▶ _What you have to do_
Reproduce all of the records word for word, omitting the pictures.

··· Data for analysis

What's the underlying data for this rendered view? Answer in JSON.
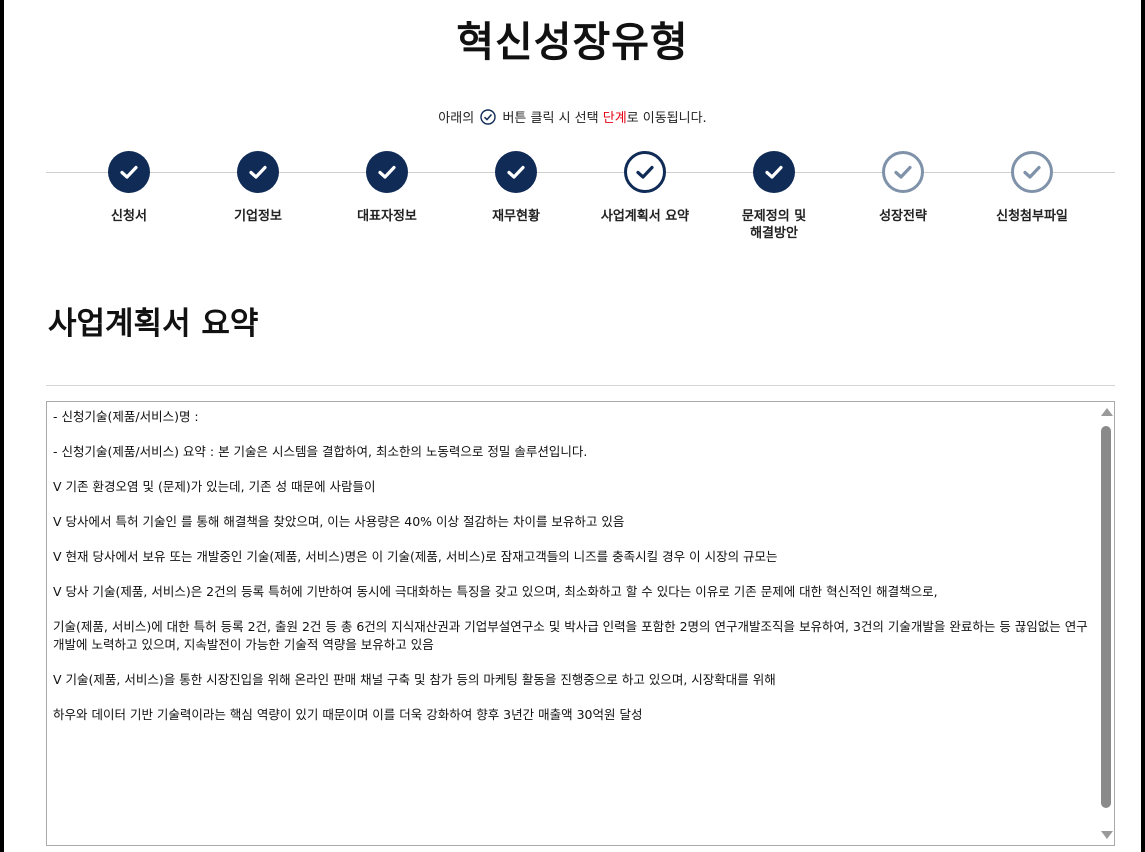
{
  "header": {
    "title": "혁신성장유형"
  },
  "hint": {
    "before": "아래의",
    "after_icon": "버튼 클릭 시 선택",
    "highlight": "단계",
    "after": "로 이동됩니다."
  },
  "steps": [
    {
      "label": "신청서",
      "state": "done"
    },
    {
      "label": "기업정보",
      "state": "done"
    },
    {
      "label": "대표자정보",
      "state": "done"
    },
    {
      "label": "재무현황",
      "state": "done"
    },
    {
      "label": "사업계획서 요약",
      "state": "active"
    },
    {
      "label": "문제정의 및 해결방안",
      "state": "done"
    },
    {
      "label": "성장전략",
      "state": "todo"
    },
    {
      "label": "신청첨부파일",
      "state": "todo"
    }
  ],
  "section": {
    "title": "사업계획서 요약"
  },
  "summary": {
    "paragraphs": [
      "- 신청기술(제품/서비스)명 :",
      "- 신청기술(제품/서비스) 요약 : 본 기술은 시스템을 결합하여, 최소한의 노동력으로 정밀 솔루션입니다.",
      "V 기존 환경오염 및 (문제)가 있는데, 기존 성 때문에 사람들이",
      "V 당사에서 특허 기술인 를 통해 해결책을 찾았으며, 이는 사용량은 40% 이상 절감하는 차이를 보유하고 있음",
      "V 현재 당사에서 보유 또는 개발중인 기술(제품, 서비스)명은 이 기술(제품, 서비스)로 잠재고객들의 니즈를 충족시킬 경우 이 시장의 규모는",
      "V 당사 기술(제품, 서비스)은 2건의 등록 특허에 기반하여 동시에 극대화하는 특징을 갖고 있으며, 최소화하고 할 수 있다는 이유로 기존 문제에 대한 혁신적인 해결책으로,",
      " 기술(제품, 서비스)에 대한 특허 등록 2건, 출원 2건 등 총 6건의 지식재산권과 기업부설연구소 및 박사급 인력을 포함한 2명의 연구개발조직을 보유하여, 3건의 기술개발을 완료하는 등 끊임없는 연구개발에 노력하고 있으며, 지속발전이 가능한 기술적 역량을 보유하고 있음",
      "V 기술(제품, 서비스)을 통한 시장진입을 위해 온라인 판매 채널 구축 및 참가 등의 마케팅 활동을 진행중으로 하고 있으며, 시장확대를 위해",
      "하우와 데이터 기반 기술력이라는 핵심 역량이 있기 때문이며 이를 더욱 강화하여 향후 3년간 매출액 30억원 달성"
    ]
  },
  "colors": {
    "done": "#0f2b56",
    "todo": "#7f92aa",
    "highlight": "#e60012"
  },
  "icons": {
    "step": "check-circle-icon",
    "hint": "check-circle-icon"
  }
}
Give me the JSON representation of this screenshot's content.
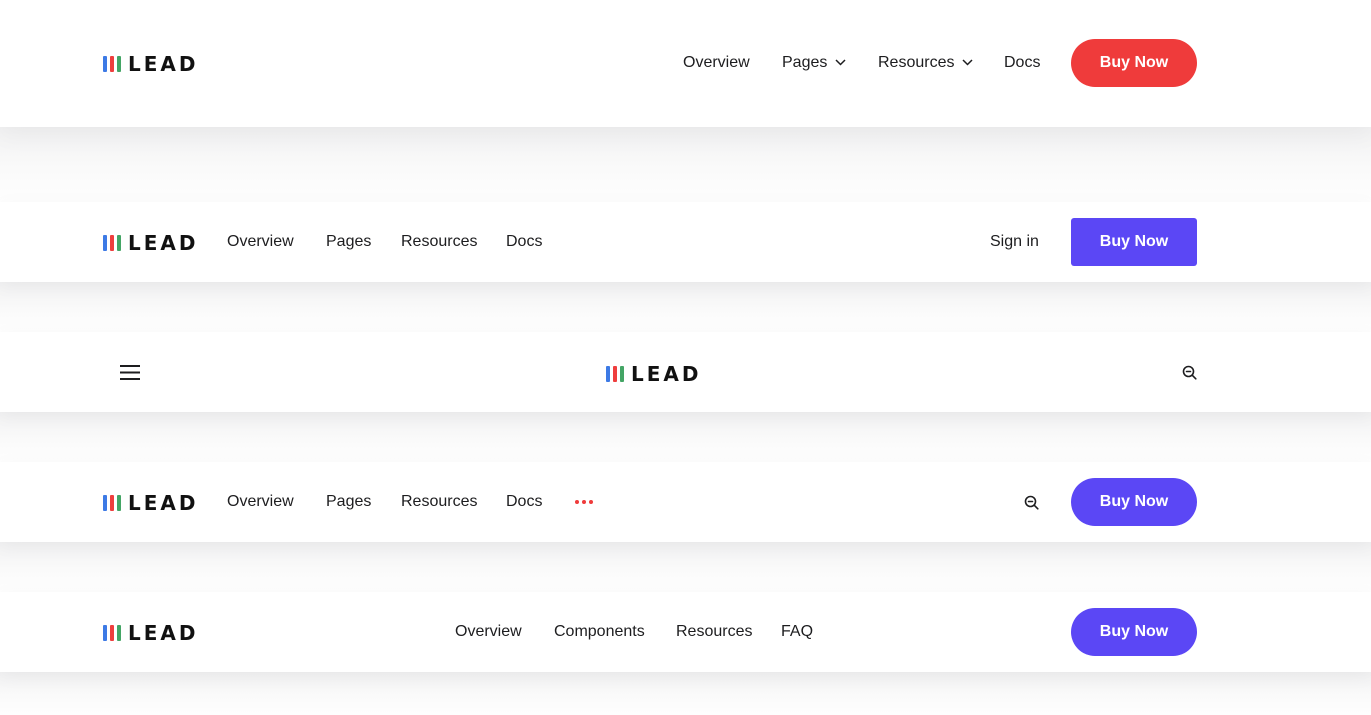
{
  "brand": {
    "name": "LEAD"
  },
  "colors": {
    "accent_red": "#ef3b3b",
    "accent_purple": "#5b47f5",
    "logo_bar_blue": "#3d7ae5",
    "logo_bar_red": "#ef3e3e",
    "logo_bar_green": "#43a565"
  },
  "navbar1": {
    "links": [
      "Overview",
      "Pages",
      "Resources",
      "Docs"
    ],
    "dropdown_icon": "chevron-down-icon",
    "cta": "Buy Now"
  },
  "navbar2": {
    "links": [
      "Overview",
      "Pages",
      "Resources",
      "Docs"
    ],
    "signin": "Sign in",
    "cta": "Buy Now"
  },
  "navbar3": {
    "menu_icon": "hamburger-menu-icon",
    "search_icon": "search-icon"
  },
  "navbar4": {
    "links": [
      "Overview",
      "Pages",
      "Resources",
      "Docs"
    ],
    "more_icon": "more-dots-icon",
    "search_icon": "search-icon",
    "cta": "Buy Now"
  },
  "navbar5": {
    "links": [
      "Overview",
      "Components",
      "Resources",
      "FAQ"
    ],
    "cta": "Buy Now"
  }
}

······

▶ _Written response_
What's the underlying data for this rendered view? Answer in JSON.
{
  "header": {
    "title": "혁신성장유형"
  },
  "hint": {
    "before": "아래의",
    "after_icon": "버튼 클릭 시 선택",
    "highlight": "단계",
    "after": "로 이동됩니다."
  },
  "steps": [
    {
      "label": "신청서",
      "state": "done"
    },
    {
      "label": "기업정보",
      "state": "done"
    },
    {
      "label": "대표자정보",
      "state": "done"
    },
    {
      "label": "재무현황",
      "state": "done"
    },
    {
      "label": "사업계획서 요약",
      "state": "active"
    },
    {
      "label": "문제정의 및 해결방안",
      "state": "done"
    },
    {
      "label": "성장전략",
      "state": "todo"
    },
    {
      "label": "신청첨부파일",
      "state": "todo"
    }
  ],
  "section": {
    "title": "사업계획서 요약"
  },
  "summary": {
    "paragraphs": [
      "- 신청기술(제품/서비스)명 :",
      "- 신청기술(제품/서비스) 요약 : 본 기술은 시스템을 결합하여, 최소한의 노동력으로 정밀 솔루션입니다.",
      "V 기존 환경오염 및 (문제)가 있는데, 기존 성 때문에 사람들이",
      "V 당사에서 특허 기술인 를 통해 해결책을 찾았으며, 이는 사용량은 40% 이상 절감하는 차이를 보유하고 있음",
      "V 현재 당사에서 보유 또는 개발중인 기술(제품, 서비스)명은 이 기술(제품, 서비스)로 잠재고객들의 니즈를 충족시킬 경우 이 시장의 규모는",
      "V 당사 기술(제품, 서비스)은 2건의 등록 특허에 기반하여 동시에 극대화하는 특징을 갖고 있으며, 최소화하고 할 수 있다는 이유로 기존 문제에 대한 혁신적인 해결책으로,",
      " 기술(제품, 서비스)에 대한 특허 등록 2건, 출원 2건 등 총 6건의 지식재산권과 기업부설연구소 및 박사급 인력을 포함한 2명의 연구개발조직을 보유하여, 3건의 기술개발을 완료하는 등 끊임없는 연구개발에 노력하고 있으며, 지속발전이 가능한 기술적 역량을 보유하고 있음",
      "V 기술(제품, 서비스)을 통한 시장진입을 위해 온라인 판매 채널 구축 및 참가 등의 마케팅 활동을 진행중으로 하고 있으며, 시장확대를 위해",
      "하우와 데이터 기반 기술력이라는 핵심 역량이 있기 때문이며 이를 더욱 강화하여 향후 3년간 매출액 30억원 달성"
    ]
  },
  "colors": {
    "done": "#0f2b56",
    "todo": "#7f92aa",
    "highlight": "#e60012"
  },
  "icons": {
    "step": "check-circle-icon",
    "hint": "check-circle-icon"
  }
}
Give me the JSON representation of this screenshot's content.
{
  "brand": {
    "name": "LEAD"
  },
  "colors": {
    "accent_red": "#ef3b3b",
    "accent_purple": "#5b47f5",
    "logo_bar_blue": "#3d7ae5",
    "logo_bar_red": "#ef3e3e",
    "logo_bar_green": "#43a565"
  },
  "navbar1": {
    "links": [
      "Overview",
      "Pages",
      "Resources",
      "Docs"
    ],
    "dropdown_icon": "chevron-down-icon",
    "cta": "Buy Now"
  },
  "navbar2": {
    "links": [
      "Overview",
      "Pages",
      "Resources",
      "Docs"
    ],
    "signin": "Sign in",
    "cta": "Buy Now"
  },
  "navbar3": {
    "menu_icon": "hamburger-menu-icon",
    "search_icon": "search-icon"
  },
  "navbar4": {
    "links": [
      "Overview",
      "Pages",
      "Resources",
      "Docs"
    ],
    "more_icon": "more-dots-icon",
    "search_icon": "search-icon",
    "cta": "Buy Now"
  },
  "navbar5": {
    "links": [
      "Overview",
      "Components",
      "Resources",
      "FAQ"
    ],
    "cta": "Buy Now"
  }
}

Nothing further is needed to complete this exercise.